Updated: 1/15/2019

Mycobacteria Other Than Tuberculosis (MOTTS)

Review Topic
  • A 36-year-old HIV positive woman, non-compliant with treatment, presents to the clinic with a 1 month history of fever, fatigue, cough, and weight loss. Her temperature is 102.2°F (39°C), blood pressure is 135/90 mmHg, pulse is 100/min, and respirations are 22/min. The patient appears cachectic and markedly pale on physical exam. CD4 count is 39 cells/mm3. Chest radiography demonstrates nodular bronchiectatic changes and an upper lobe fibrocavitary pattern.
  • Definition
    • infectious mycobacterium that is not tuberculosis, which can cause 4 clinical syndromes
      • pulmonary disease
        • caused by Mycobacterium avium complex (MAC) 
      • superficial lymphadenitis
        • caused by 
          • MAC (more common in children)
          • M. scrofulaceum
          • M. malmoense
      • disseminated disease in immunocompromised patients (e.g., AIDS)
        • most commonly caused by MAC
      • skin and soft tissue infection
        • most commonly caused by M. marinum
          • typically due to direct inoculation of the organism
  • Epidemiology
    • incidence
      • the most common nontuberculous species that cause disease in humans in the United States are
        • MAC
        • M. kansasii
Nontuberculous Mycobacterium
Clinical Presentation
Making the Diagnosis
Pulmonary disease
  • Symptoms are typically non-specific and depend on if the patient has underlying pulmonary disease
    • patients with underlying pulmonary disease typically present similar to tuberculosis (e.g., cough, weight loss, upper lobe infiltrates, and cavities)
  • Symptoms include
    • cough (dry or productive)
    • fatigue
    • malaise
    • dyspnea
    • weakness
  • Based on clinical and radiographic findings (e.g., nodular or cavitary opacities or multifocal bronchiectasis)
  • Sputum acid-fast bacilli and culture
  • Lung biopsy with mycobacterial histopathologic features (granulomatous inflammation or acid fact bacillus), if needed
Superficial lymphadenitis
  • Enlarged lymph nodes
    • most commonly the cervicofacial node in children
    • nontender and unilateral
    • enlarges over the course of weeks
  • Culture or polymerase chain reaction (PCR) of the fistula drainage, tissue, or caseous material
  • Most commonly affects children < 5 years of age
Disseminated disease
  • Fever
  • Fatigue
  • Malaise
  • Anorexia
  • Sequelae of organ involvement
    • bone marrow (neutropenia and anemia)
    • hepatosplenomegaly
  • Blood cultures of the Mycobacterium
  • Risk factors include
    • advanced HIV infection
    • hematologic malignancy
    • tumor necrosis alpha inhibitors or other immunosuppressive agents
Skin and soft tissue infection
  • Skin lesion
    • erythematous or bluish papule or nodule at the site of abrasion
      • lymphadenopathy may be present
  • Culture or PCR of the lesion
  • Fisherman or people who work at aquariums are at risk of developing M. marinum infection
  • Medical
    • macrolide, rifamycin, and ethambutol
      • indication
        • initial empiric treatment option for MAC
      • comments
        • in cases of macrolide-resistance, the regimen is changed to rifamycin, ethambutol, clofazimine, and an intravenous aminoglycoside
        • note, the appropriate treatment for M. marinum has not been identified
  • Dissemination of the nontuberculous mycobacterium can occur in severely immunocompromised patients

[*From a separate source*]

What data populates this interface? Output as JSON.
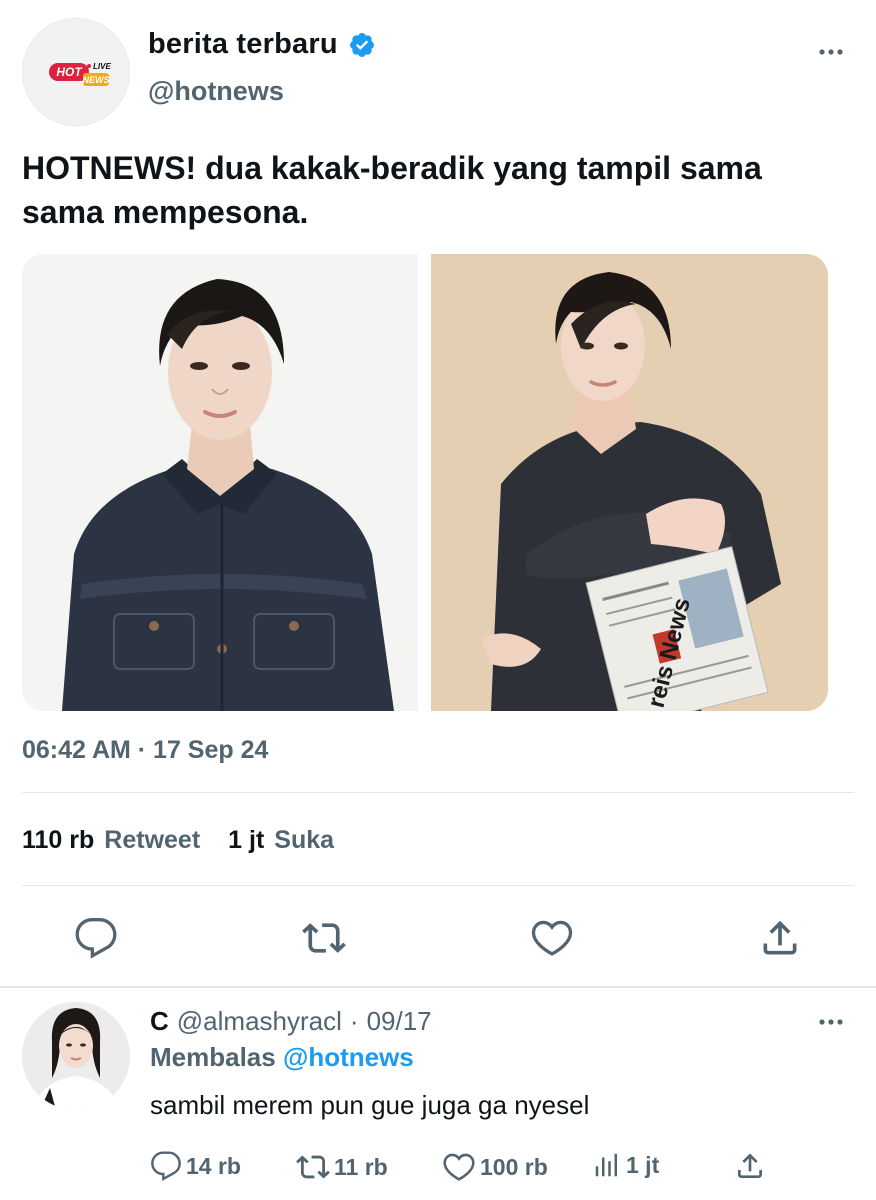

Please rate topic.

Average 3.1 of 10 Ratings

Thank you for rating! Please vote below and help us build the most advanced adaptive learning platform in medicine

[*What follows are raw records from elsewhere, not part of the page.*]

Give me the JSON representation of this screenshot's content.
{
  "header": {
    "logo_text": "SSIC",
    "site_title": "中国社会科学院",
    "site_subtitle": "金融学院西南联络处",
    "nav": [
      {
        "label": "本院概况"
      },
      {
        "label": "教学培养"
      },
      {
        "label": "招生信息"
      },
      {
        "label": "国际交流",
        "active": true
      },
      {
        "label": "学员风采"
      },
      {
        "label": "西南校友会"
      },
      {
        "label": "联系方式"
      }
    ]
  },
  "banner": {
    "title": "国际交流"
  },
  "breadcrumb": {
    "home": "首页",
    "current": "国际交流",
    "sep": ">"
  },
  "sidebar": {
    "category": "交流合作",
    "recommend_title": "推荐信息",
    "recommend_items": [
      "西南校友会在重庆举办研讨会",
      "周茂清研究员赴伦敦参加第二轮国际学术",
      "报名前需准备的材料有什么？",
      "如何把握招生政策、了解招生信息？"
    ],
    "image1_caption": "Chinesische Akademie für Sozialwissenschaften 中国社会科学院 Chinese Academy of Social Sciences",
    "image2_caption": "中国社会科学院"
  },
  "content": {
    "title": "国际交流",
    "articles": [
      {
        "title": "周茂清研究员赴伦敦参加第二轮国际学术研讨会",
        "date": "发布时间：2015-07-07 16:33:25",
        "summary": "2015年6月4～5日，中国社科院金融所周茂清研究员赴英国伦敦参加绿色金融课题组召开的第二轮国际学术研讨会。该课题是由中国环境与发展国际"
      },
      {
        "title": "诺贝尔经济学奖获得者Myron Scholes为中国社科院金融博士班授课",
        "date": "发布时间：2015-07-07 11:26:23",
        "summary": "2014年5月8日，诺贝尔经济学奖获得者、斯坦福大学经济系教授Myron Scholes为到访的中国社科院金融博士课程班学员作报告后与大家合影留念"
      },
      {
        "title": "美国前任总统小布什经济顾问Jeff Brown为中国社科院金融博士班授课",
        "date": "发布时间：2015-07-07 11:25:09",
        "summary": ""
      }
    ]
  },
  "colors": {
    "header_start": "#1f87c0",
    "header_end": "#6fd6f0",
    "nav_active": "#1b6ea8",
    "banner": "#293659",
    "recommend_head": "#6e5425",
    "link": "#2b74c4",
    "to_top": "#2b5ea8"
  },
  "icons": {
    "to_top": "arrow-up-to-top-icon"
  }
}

The complexity of this topic is appropriate for?
How important is this topic for board examinations?
How important is this topic for clinical practice?
Topic COMMENTS (3)
Private Note